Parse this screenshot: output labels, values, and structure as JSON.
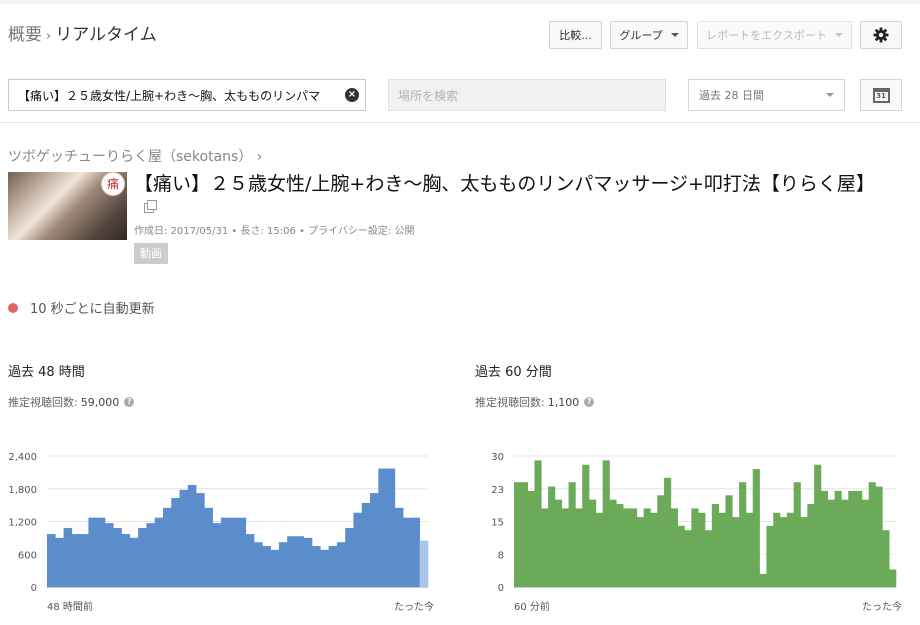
{
  "breadcrumb": {
    "parent": "概要",
    "separator": "›",
    "current": "リアルタイム"
  },
  "toolbar": {
    "compare": "比較...",
    "group": "グループ",
    "export": "レポートをエクスポート"
  },
  "search": {
    "video_value": "【痛い】２５歳女性/上腕+わき～胸、太もものリンパマ",
    "place_placeholder": "場所を検索"
  },
  "period": {
    "selected": "過去 28 日間"
  },
  "calendar": {
    "day": "31"
  },
  "channel": {
    "name": "ツボゲッチューりらく屋（sekotans）",
    "chevron": "›"
  },
  "video": {
    "thumb_badge": "痛",
    "title": "【痛い】２５歳女性/上腕+わき～胸、太もものリンパマッサージ+叩打法【りらく屋】",
    "created": "作成日: 2017/05/31",
    "dot": "•",
    "duration": "長さ: 15:06",
    "privacy": "プライバシー設定: 公開",
    "type": "動画"
  },
  "refresh": {
    "label": "10 秒ごとに自動更新",
    "dot_color": "#e06666"
  },
  "panels": {
    "p48": {
      "title": "過去 48 時間",
      "views_label": "推定視聴回数:",
      "views_value": "59,000",
      "help": "?"
    },
    "p60": {
      "title": "過去 60 分間",
      "views_label": "推定視聴回数:",
      "views_value": "1,100",
      "help": "?"
    }
  },
  "chart_data": [
    {
      "type": "bar",
      "title": "",
      "xlabel": "",
      "ylabel": "",
      "x_start_label": "48 時間前",
      "x_end_label": "たった今",
      "ylim": [
        0,
        2400
      ],
      "yticks": [
        "0",
        "600",
        "1,200",
        "1,800",
        "2,400"
      ],
      "ytick_values": [
        0,
        600,
        1200,
        1800,
        2400
      ],
      "color": "#5b8ccc",
      "current_color": "#a8c6ea",
      "values": [
        970,
        900,
        1080,
        970,
        970,
        1270,
        1270,
        1170,
        1080,
        970,
        900,
        1080,
        1170,
        1270,
        1450,
        1630,
        1780,
        1870,
        1720,
        1450,
        1170,
        1270,
        1270,
        1270,
        970,
        820,
        750,
        680,
        820,
        930,
        930,
        900,
        750,
        680,
        750,
        820,
        1080,
        1360,
        1540,
        1720,
        2170,
        2170,
        1450,
        1270,
        1270,
        850
      ],
      "grid": true
    },
    {
      "type": "bar",
      "title": "",
      "xlabel": "",
      "ylabel": "",
      "x_start_label": "60 分前",
      "x_end_label": "たった今",
      "ylim": [
        0,
        30
      ],
      "yticks": [
        "0",
        "8",
        "15",
        "23",
        "30"
      ],
      "ytick_values": [
        0,
        7.5,
        15,
        22.5,
        30
      ],
      "color": "#6aaa59",
      "values": [
        24,
        24,
        22,
        29,
        18,
        23,
        20,
        18,
        24,
        18,
        28,
        20,
        17,
        29,
        20,
        19,
        18,
        18,
        16,
        18,
        17,
        21,
        25,
        18,
        14,
        13,
        18,
        17,
        13,
        19,
        17,
        21,
        16,
        24,
        17,
        27,
        3,
        14,
        17,
        16,
        17,
        24,
        16,
        19,
        28,
        22,
        20,
        22,
        20,
        22,
        22,
        20,
        24,
        23,
        13,
        4
      ],
      "grid": true
    }
  ]
}
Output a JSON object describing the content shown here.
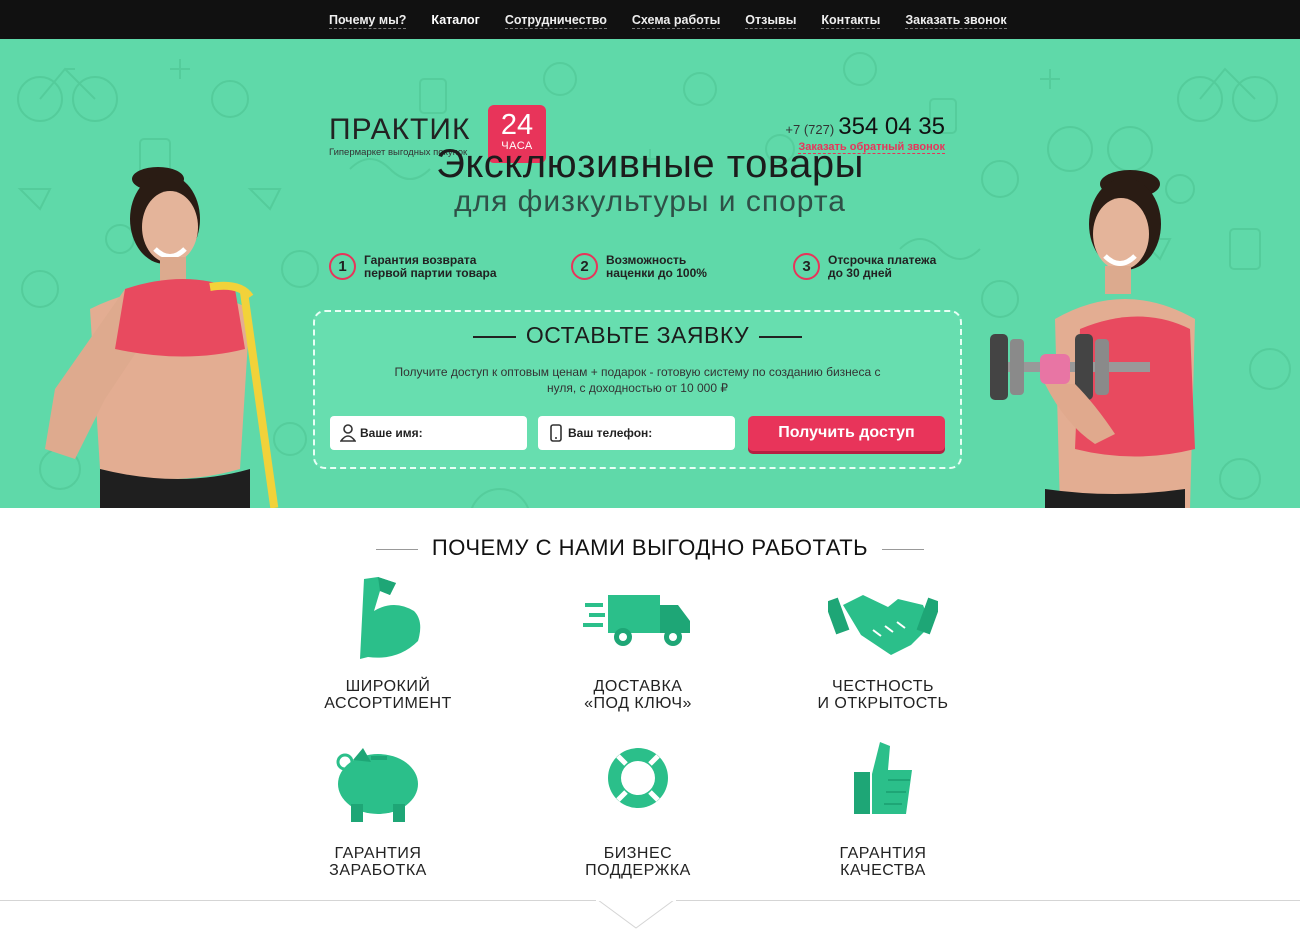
{
  "nav": {
    "items": [
      "Почему мы?",
      "Каталог",
      "Сотрудничество",
      "Схема работы",
      "Отзывы",
      "Контакты",
      "Заказать звонок"
    ],
    "active": "Каталог"
  },
  "logo": {
    "name": "ПРАКТИК",
    "subtitle": "Гипермаркет выгодных покупок",
    "badge_num": "24",
    "badge_text": "ЧАСА"
  },
  "contact": {
    "code": "+7 (727)",
    "phone": "354 04 35",
    "callback": "Заказать обратный звонок"
  },
  "hero": {
    "title": "Эксклюзивные товары",
    "subtitle": "для физкультуры и спорта",
    "features": [
      {
        "num": "1",
        "line1": "Гарантия возврата",
        "line2": "первой партии товара"
      },
      {
        "num": "2",
        "line1": "Возможность",
        "line2": "наценки до 100%"
      },
      {
        "num": "3",
        "line1": "Отсрочка платежа",
        "line2": "до 30 дней"
      }
    ]
  },
  "form": {
    "title": "ОСТАВЬТЕ ЗАЯВКУ",
    "description": "Получите доступ к оптовым ценам + подарок - готовую систему по созданию бизнеса с нуля, с доходностью от 10 000 ₽",
    "name_placeholder": "Ваше имя:",
    "phone_placeholder": "Ваш телефон:",
    "submit": "Получить доступ"
  },
  "why": {
    "title": "ПОЧЕМУ С НАМИ ВЫГОДНО РАБОТАТЬ",
    "cards": [
      {
        "icon": "bicep-icon",
        "line1": "ШИРОКИЙ",
        "line2": "АССОРТИМЕНТ"
      },
      {
        "icon": "truck-icon",
        "line1": "ДОСТАВКА",
        "line2": "«ПОД КЛЮЧ»"
      },
      {
        "icon": "handshake-icon",
        "line1": "ЧЕСТНОСТЬ",
        "line2": "И ОТКРЫТОСТЬ"
      },
      {
        "icon": "piggy-bank-icon",
        "line1": "ГАРАНТИЯ",
        "line2": "ЗАРАБОТКА"
      },
      {
        "icon": "lifebuoy-icon",
        "line1": "БИЗНЕС",
        "line2": "ПОДДЕРЖКА"
      },
      {
        "icon": "thumbs-up-icon",
        "line1": "ГАРАНТИЯ",
        "line2": "КАЧЕСТВА"
      }
    ]
  },
  "colors": {
    "accent": "#e8345a",
    "hero_bg": "#5fd9a9",
    "icon_green": "#2bbf8a",
    "nav_bg": "#111111"
  }
}
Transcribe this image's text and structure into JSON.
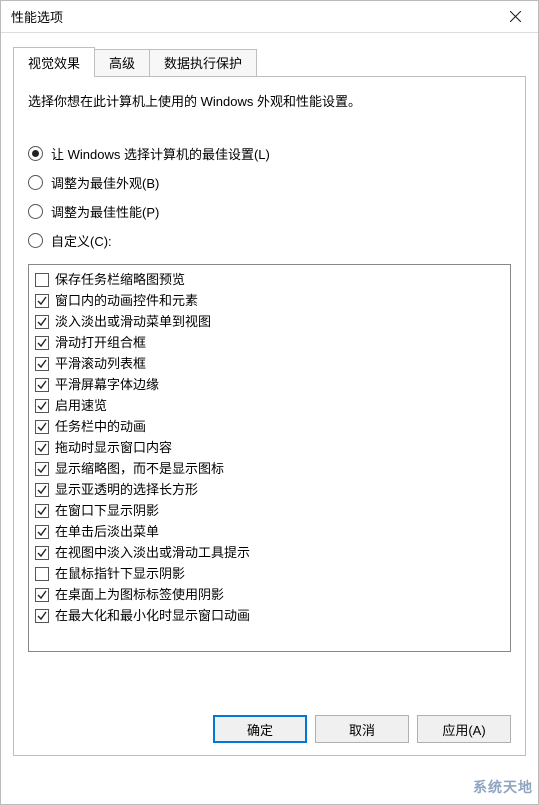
{
  "window": {
    "title": "性能选项"
  },
  "tabs": {
    "visual": "视觉效果",
    "advanced": "高级",
    "dep": "数据执行保护"
  },
  "description": "选择你想在此计算机上使用的 Windows 外观和性能设置。",
  "radios": {
    "best": "让 Windows 选择计算机的最佳设置(L)",
    "appearance": "调整为最佳外观(B)",
    "performance": "调整为最佳性能(P)",
    "custom": "自定义(C):"
  },
  "options": [
    {
      "checked": false,
      "label": "保存任务栏缩略图预览"
    },
    {
      "checked": true,
      "label": "窗口内的动画控件和元素"
    },
    {
      "checked": true,
      "label": "淡入淡出或滑动菜单到视图"
    },
    {
      "checked": true,
      "label": "滑动打开组合框"
    },
    {
      "checked": true,
      "label": "平滑滚动列表框"
    },
    {
      "checked": true,
      "label": "平滑屏幕字体边缘"
    },
    {
      "checked": true,
      "label": "启用速览"
    },
    {
      "checked": true,
      "label": "任务栏中的动画"
    },
    {
      "checked": true,
      "label": "拖动时显示窗口内容"
    },
    {
      "checked": true,
      "label": "显示缩略图，而不是显示图标"
    },
    {
      "checked": true,
      "label": "显示亚透明的选择长方形"
    },
    {
      "checked": true,
      "label": "在窗口下显示阴影"
    },
    {
      "checked": true,
      "label": "在单击后淡出菜单"
    },
    {
      "checked": true,
      "label": "在视图中淡入淡出或滑动工具提示"
    },
    {
      "checked": false,
      "label": "在鼠标指针下显示阴影"
    },
    {
      "checked": true,
      "label": "在桌面上为图标标签使用阴影"
    },
    {
      "checked": true,
      "label": "在最大化和最小化时显示窗口动画"
    }
  ],
  "buttons": {
    "ok": "确定",
    "cancel": "取消",
    "apply": "应用(A)"
  },
  "watermark": "系统天地"
}
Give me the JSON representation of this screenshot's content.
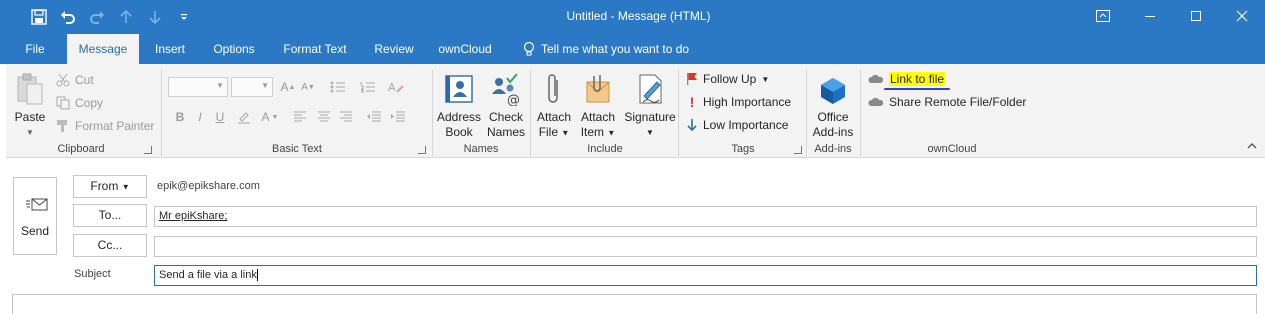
{
  "window": {
    "title": "Untitled  -  Message (HTML)"
  },
  "qat": [
    "save-icon",
    "undo-icon",
    "redo-icon",
    "up-arrow-icon",
    "down-arrow-icon",
    "customize-icon"
  ],
  "tabs": [
    {
      "label": "File",
      "active": false
    },
    {
      "label": "Message",
      "active": true
    },
    {
      "label": "Insert",
      "active": false
    },
    {
      "label": "Options",
      "active": false
    },
    {
      "label": "Format Text",
      "active": false
    },
    {
      "label": "Review",
      "active": false
    },
    {
      "label": "ownCloud",
      "active": false
    }
  ],
  "tell_me": "Tell me what you want to do",
  "ribbon": {
    "clipboard": {
      "label": "Clipboard",
      "paste": "Paste",
      "cut": "Cut",
      "copy": "Copy",
      "format_painter": "Format Painter"
    },
    "basic_text": {
      "label": "Basic Text"
    },
    "names": {
      "label": "Names",
      "address_book_1": "Address",
      "address_book_2": "Book",
      "check_names_1": "Check",
      "check_names_2": "Names"
    },
    "include": {
      "label": "Include",
      "attach_file_1": "Attach",
      "attach_file_2": "File",
      "attach_item_1": "Attach",
      "attach_item_2": "Item",
      "signature": "Signature"
    },
    "tags": {
      "label": "Tags",
      "follow_up": "Follow Up",
      "high": "High Importance",
      "low": "Low Importance"
    },
    "addins": {
      "label": "Add-ins",
      "office_1": "Office",
      "office_2": "Add-ins"
    },
    "owncloud": {
      "label": "ownCloud",
      "link_to_file": "Link to file",
      "share_remote": "Share Remote File/Folder"
    }
  },
  "header": {
    "send": "Send",
    "from_button": "From",
    "from_value": "epik@epikshare.com",
    "to_button": "To...",
    "to_value": "Mr epiKshare;",
    "cc_button": "Cc...",
    "cc_value": "",
    "subject_label": "Subject",
    "subject_value": "Send a file via a link"
  },
  "colors": {
    "accent": "#2b79c5",
    "highlight": "#ffff00"
  }
}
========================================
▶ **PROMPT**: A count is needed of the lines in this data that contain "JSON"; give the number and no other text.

▶ **OUTPUT OF THE TASK**: 4